Saturday, May 29, 2010

First Chapter Samples

Jenn here.

It has been suggested that I upload my first prologue and chapter as a sample for readers on my blog and website where I offer signed copies for purchase. I plan to do this either Sunday afternoon or Monday.

In the meantime, I wanted to get other people's experience. Do you ever read those sample chapters? Do they tempt you to buy the book or make you rethink about buying a book?

A couple of years ago there was the huge issue of not uploading anything as a sample, especially if it is unpublished. However, now that my book is published in print and on the Kindle, it seems fitting to upload a sample chapter. It may help sells.

Should unpublished writers wait until their manuscript is published or do you think it might help them sell to a publisher or gain an agent's eye?

What are your thoughts?


  1. Hi Jenn:

    There is a saying in marketing that ‘free samples’ are the best way to sell a good product or kill a bad product.

    Unfortunately, too many aspiring authors think their work is a whole lot better than it really is. Their free samples can only harm them.

    I suggest waiting until the book is published and professionally edited before providing samples. The exception is a highly polished contest winner. (And I mean a contest that had a great many entries).

    I have bought one book based on a sample chapter because the author did something extremely well and I wanted to see more of her technique. I have also been turned-off by some sample chapters.

    Summary: most unpublished authors should not post samples. Published authors should publish a few pages only! A full chapter is not needed to determine the quality of the writing. Personally, I think giving away a full chapter, unless it is very short, makes the author look a little desperate.

    Also, the longer the sample, the more likely a reader will give up on it and rule it out as a purchase. Remember: a reader of a sample did not buy it and has nothing but her time invested in it. A reader who bought the book will stay with it much longer giving the book a proper chance to 'click' with that reader. I think 800 words is plenty.



    P.S. Did you know that “P.S’s” have an 80% readership in direct mail pieces?

    P.P.S. I have a marketing question for you that no one seems to get. Don’t you think it would be a powerful marketing piece to take a picture of Cara Lynn James holding her book Love on a Dime in her hand in the exact same pose as the heroine is holding the dime novel on the cover art? This would be like one of those photos of a reflection between two mirrors that has a picture within a picture into infinity. If done right I think this would win an award and be a great poster at book signing and conventions. What do you think as a marketing person?

  2. Jenn, personally, I would never post a sample of something before it's published. I think there's too much risk involved. Plus, like Vince said, it might not actually be ready for public consumption. :)

    But I say YES to post a little teaser for readers once it's published. E-harlequin has started posting "Browse the book" so readers can get a taste of the book. (See the side bar where I have a link to mine.) And I just checked, and it's the whole first chapter that's posted.
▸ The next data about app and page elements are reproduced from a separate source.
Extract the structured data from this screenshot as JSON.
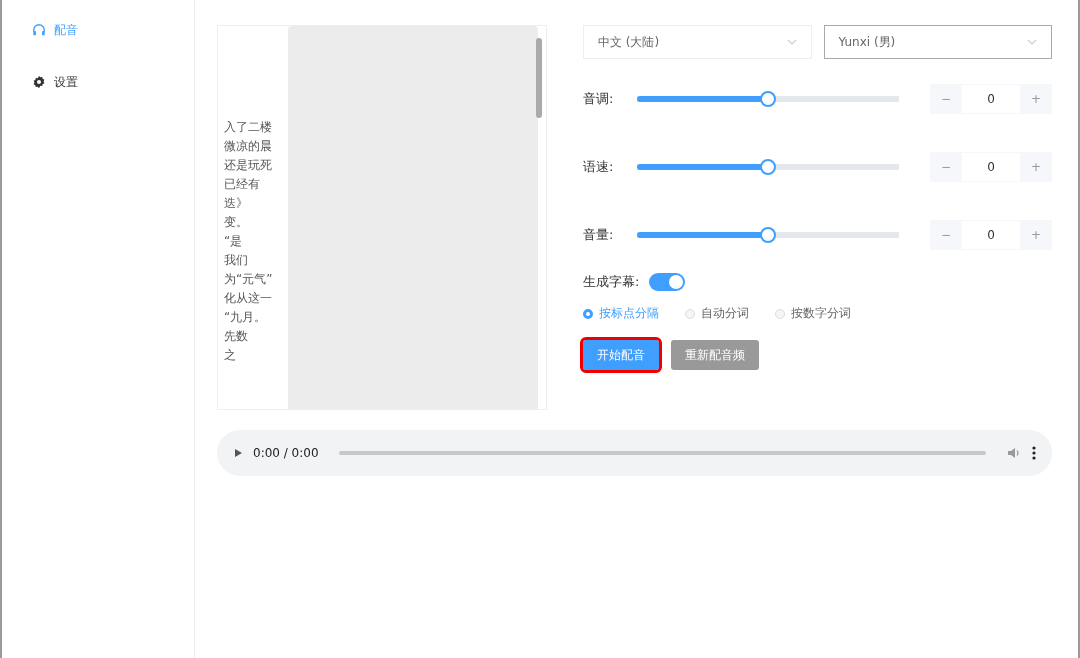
{
  "sidebar": {
    "items": [
      {
        "label": "配音",
        "selected": true
      },
      {
        "label": "设置",
        "selected": false
      }
    ]
  },
  "text_area": {
    "lines": [
      "入了二楼",
      "微凉的晨",
      "还是玩死",
      "已经有",
      "迭》",
      "变。",
      "“是",
      "我们",
      "为“元气”",
      "化从这一",
      "“九月。",
      "先数",
      "之"
    ]
  },
  "selects": [
    {
      "value": "中文 (大陆)",
      "focused": false
    },
    {
      "value": "Yunxi (男)",
      "focused": true
    }
  ],
  "sliders": [
    {
      "label": "音调:",
      "level": 0.5,
      "minus": "−",
      "value": "0",
      "plus": "+"
    },
    {
      "label": "语速:",
      "level": 0.5,
      "minus": "−",
      "value": "0",
      "plus": "+"
    },
    {
      "label": "音量:",
      "level": 0.5,
      "minus": "−",
      "value": "0",
      "plus": "+"
    }
  ],
  "subtitle": {
    "label": "生成字幕:",
    "on": true
  },
  "split_options": [
    {
      "label": "按标点分隔",
      "selected": true
    },
    {
      "label": "自动分词",
      "selected": false
    },
    {
      "label": "按数字分词",
      "selected": false
    }
  ],
  "buttons": [
    {
      "label": "开始配音",
      "kind": "primary",
      "highlighted": true
    },
    {
      "label": "重新配音频",
      "kind": "disabled",
      "highlighted": false
    }
  ],
  "audio_player": {
    "time": "0:00 / 0:00",
    "level": 0
  }
}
I imagine Harlequin marketing has a lot of knowledge of what works and what doesn't. Apparently, a first chapter is nice way to hook the reader (assuming you end the chapter on a great hook!) :)

    Harlequin also sends out first chapter booklets to entice readers to ask for a free copy of the whole book and to subscribe to the book club. I was blessed to be part of that with my June book last year. It seems to have had a great response. I heard from a lot of readers who loved that first chapter and joined to get the book. (I also heard from several who saved the booklet but had misplaced the rest of the paperwork and wanted to find out how to get the book and join the club!) :)

    So, all in all, I think a taste of a book is a great way to get a sale. It also shows how important that first chapter is! Our editors keep telling us that, too.

  3. I usually don't read sample chapters because for me it's like watching the beginning of a movie and not getting to see the entire thing. It bugs me when I can't immediately get to the end of the story, especially if I like what I've read. From the marketing standpoint for a published author, however, I can see the value in it. Not every one feels the way I do about sample chapters.

  4. I wonder if anyone has ever caught an editor or agent's eye through their own website? It would be interesting to do a poll on that.

    I really loved Vince's idea for Cara Lynn's photo to mirror her book cover! I would love to see her do that.

  5. Vince,

    I think your mirror image would be a very excellent marketing tool! You have some wonderful ideas. Keep them coming!

    Thanks for your input on the sample chapter. You have some excellent points about waiting until one is published.

  6. Missy, Thanks for the feedback. My publisher is offering the first chapter of Highland Blessings on their website as well as a free Kindle download on Amazon in the Kindle store. I'm going to add it to my website and blog for the very same reason since I'm selling signed copies directly from my website.

  7. Dianna, I can see your point, which is exactly what booksellers are trying to achieve--to aggravate you until you buy it!

    Eva Maria, I've heard of some agents and editors finding a manuscript they were interested in seeing, but I think it is like 1%. They have such huge slush piles, they don't typically go Internet surfing for more material to read.